The Anti-Social Behavior of Social Commerce

Imagine if you walked into a Nordstrom department store in a mall and immediately were confronted by a lawyer who shoved a contract into your hands and demanded you sign it before going any further into the store.

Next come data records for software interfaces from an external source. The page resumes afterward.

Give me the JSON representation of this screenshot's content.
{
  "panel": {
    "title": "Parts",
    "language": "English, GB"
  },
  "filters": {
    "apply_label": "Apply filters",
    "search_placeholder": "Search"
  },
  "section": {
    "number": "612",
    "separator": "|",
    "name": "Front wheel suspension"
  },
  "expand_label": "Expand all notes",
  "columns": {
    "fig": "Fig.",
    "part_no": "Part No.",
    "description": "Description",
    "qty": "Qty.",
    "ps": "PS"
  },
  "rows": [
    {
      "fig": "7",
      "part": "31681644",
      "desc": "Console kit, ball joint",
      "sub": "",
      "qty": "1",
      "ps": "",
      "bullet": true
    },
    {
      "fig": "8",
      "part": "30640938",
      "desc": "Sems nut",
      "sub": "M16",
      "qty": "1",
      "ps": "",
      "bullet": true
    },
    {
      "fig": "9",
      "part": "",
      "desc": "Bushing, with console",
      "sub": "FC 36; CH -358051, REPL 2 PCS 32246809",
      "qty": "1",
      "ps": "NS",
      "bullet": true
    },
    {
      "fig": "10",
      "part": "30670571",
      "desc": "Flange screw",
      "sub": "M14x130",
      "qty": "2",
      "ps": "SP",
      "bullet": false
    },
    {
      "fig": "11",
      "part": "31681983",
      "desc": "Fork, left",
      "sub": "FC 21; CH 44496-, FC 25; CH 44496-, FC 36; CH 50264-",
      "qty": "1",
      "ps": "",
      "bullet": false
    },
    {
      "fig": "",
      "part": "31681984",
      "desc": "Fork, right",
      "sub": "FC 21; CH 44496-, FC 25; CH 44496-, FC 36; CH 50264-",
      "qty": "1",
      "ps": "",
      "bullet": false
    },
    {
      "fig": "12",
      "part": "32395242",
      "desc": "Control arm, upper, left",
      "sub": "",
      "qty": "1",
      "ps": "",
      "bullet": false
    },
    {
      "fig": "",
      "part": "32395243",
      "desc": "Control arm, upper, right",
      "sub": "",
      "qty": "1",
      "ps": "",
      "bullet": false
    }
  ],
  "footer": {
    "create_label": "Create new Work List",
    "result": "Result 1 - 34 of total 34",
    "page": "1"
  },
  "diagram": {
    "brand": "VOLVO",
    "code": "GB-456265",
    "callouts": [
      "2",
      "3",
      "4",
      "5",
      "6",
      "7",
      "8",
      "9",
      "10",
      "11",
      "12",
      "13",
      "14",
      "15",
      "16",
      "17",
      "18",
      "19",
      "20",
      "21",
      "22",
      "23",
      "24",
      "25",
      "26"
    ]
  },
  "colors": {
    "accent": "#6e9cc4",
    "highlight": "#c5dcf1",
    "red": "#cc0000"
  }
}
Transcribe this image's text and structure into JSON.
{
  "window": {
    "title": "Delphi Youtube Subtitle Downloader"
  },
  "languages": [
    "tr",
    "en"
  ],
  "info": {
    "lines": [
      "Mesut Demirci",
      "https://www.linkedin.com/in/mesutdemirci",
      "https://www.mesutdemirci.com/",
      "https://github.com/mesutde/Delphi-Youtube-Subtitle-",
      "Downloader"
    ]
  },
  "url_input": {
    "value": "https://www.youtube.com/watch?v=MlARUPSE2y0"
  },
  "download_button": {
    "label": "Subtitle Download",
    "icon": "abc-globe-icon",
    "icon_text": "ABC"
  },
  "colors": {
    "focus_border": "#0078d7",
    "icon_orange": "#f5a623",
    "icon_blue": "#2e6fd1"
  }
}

You wouldn’t know whether to laugh or scream, but you would undoubtedly throw the contract back into the lawyer’s face and storm out of the store.  Nordstrom would have lost a customer for life.

No department store, Nordstrom or others, would ever attempt to do such a thing, of course, because of the ill-will it would generate.  Or would they?

More "haughty" than "haute"

More “haughty” than “haute”

When you visit Nordstrom’s “Hautelook” social commerce website, that is exactly what happens: before you can proceed into the web site to look around, you must agree to create an account with them, supply your first and last name, email address, sex, zip code, and agree to a contract, the so called “Terms & Conditions”.  It’s a narrow, one-sided contract that grants them permission to spam you, disclose your information to 3rd parties, and sue you for unlimited damages under an Indemnification clause.  Just for looking around before you even think about buying anything.

But Nordstrom is not alone.  Of the top 10 social commerce sites1 identified by Business Insider, 9 of them (the top 9, for what it’s worth), all do the same thing — erect what I call a “TOS-wall” (TOS for “Terms of Service”).  Most immediately confront you with a sign-up (and sign on the dotted line) form; a couple wait until you click on something before demanding a contract.

Sign here, your spam awaits!

Sign here, your spam awaits!

Of the top 10, only Fab lived up to its name by not demanding a contract.

Make of this what you will.  I’m sure each of the other 9 has lawyers who can articulately defend their anti-social and anti-consumer behavior.  But I think it’s a sad day when retailers forget who the customer is and acts with such arrogance towards the people who pay their bills.  We need to show them who’s the boss and laugh these “TOS-Walls” off the Internet. Because we all know if one of Nordstrom’s vendors demanded a contract before even telling the company what they have to sell Nordstrom would laugh them out the door. Nordstrom has lawyers that prevent it from doing something stupid like signing such one-sided contracts: the same lawyers who are hoping we’ll do something stupid.

1 For reference, the sites are:

  1. Groupon
  2. Gilt
  3. Zulily
  4. Living Social
  5. Rue La la
  6. HauteLook
  7. Beyond The Rack
  8. Ideeli
  9. One King’s Lane
  10. Fab